Collaborative Initiatives on Promoting Youth Philanthropy Education Through a Global Network Between the US & Japan
An appreciation of diversity and an international perspective are critical issues in today's globalization. With a constant influx of people from around the world, the United States is more diverse than ever, and American educators are aware of the need for global perspectives.
We expect this project to address a strong need for youth development. According to the 1998 National Commission on Civil Society in the U.S., "America's youth (under age 21) have shown a startling decline in their knowledge of core social values." Japan, too, is facing many problems related to youth, such as hikikomori (young people who stay home to avoid interaction with others).

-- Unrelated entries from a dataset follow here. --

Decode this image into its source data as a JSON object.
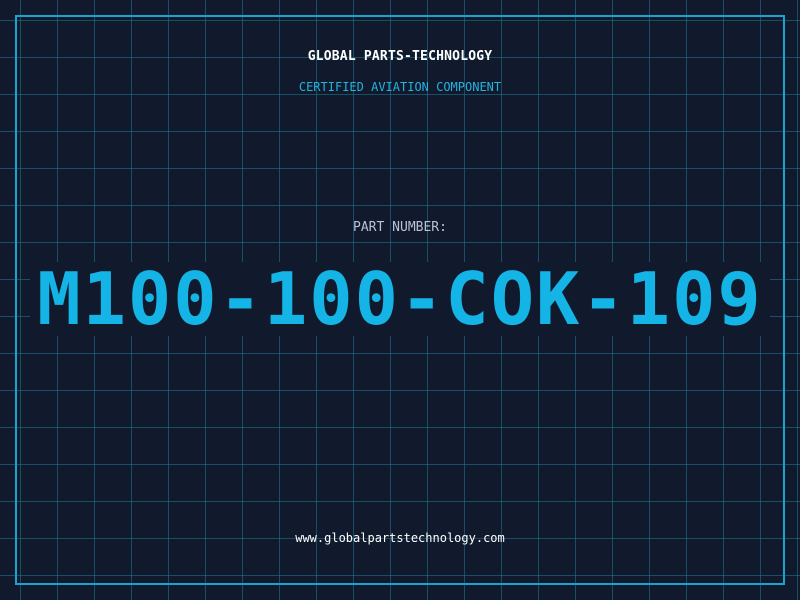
{
  "header": {
    "company": "GLOBAL PARTS-TECHNOLOGY",
    "tagline": "CERTIFIED AVIATION COMPONENT"
  },
  "part": {
    "label": "PART NUMBER:",
    "number": "M100-100-COK-109"
  },
  "footer": {
    "url": "www.globalpartstechnology.com"
  },
  "colors": {
    "background": "#111a2c",
    "grid": "#22789a",
    "frame": "#1aa3cc",
    "accent": "#14b4e6",
    "label": "#b8c3d4",
    "text": "#ffffff"
  }
}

Coordinated by the Center on Philanthropy at Indiana University, the Collaborative Initiatives on Promoting Youth Philanthropy Education is an exciting cross-cultural opportunity for everyone, including YPII. Other organizations are involved too -- Learning to Give (LTG), Japan Youth Volunteers Association (JYVA), Central Community Chest of Japan, United Way's Youth As Resources (YAR), and YMCA. The project's major funders include The Japan Foundation Center for Global Partnership.
Our Mission and Objective
With a mission “to encourage youth to contribute to the global community as responsible citizens through their limitless resources and leadership abilities,” the project addresses the critical role youth play in development of the global civil society through a youth-adult partnership.
Project objectives include:
Establishing a U.S. - Japan network composed of youth, educators, scholars, and practitioners;
Gaining a mutual understanding and creating innovative projects through collaborative efforts to (a) conduct research on both countries' youth philanthropy programs, (b) design evaluation methods, and (c) conduct pilot studies;
Providing ample learning opportunities to educators of schools and youth-service organizations ;
Ensuring active communication among U.S. and Japanese youth and educators participating in pilot studies via printed materials, the Internet, and joint workshops;
Making the study results widely available and provide practical suggestions for American and Japanese audience, including policy makers, parents, educators, youth-service leaders, foundations, and corporate officers through conferences, seminars and workshops, print, and the Web.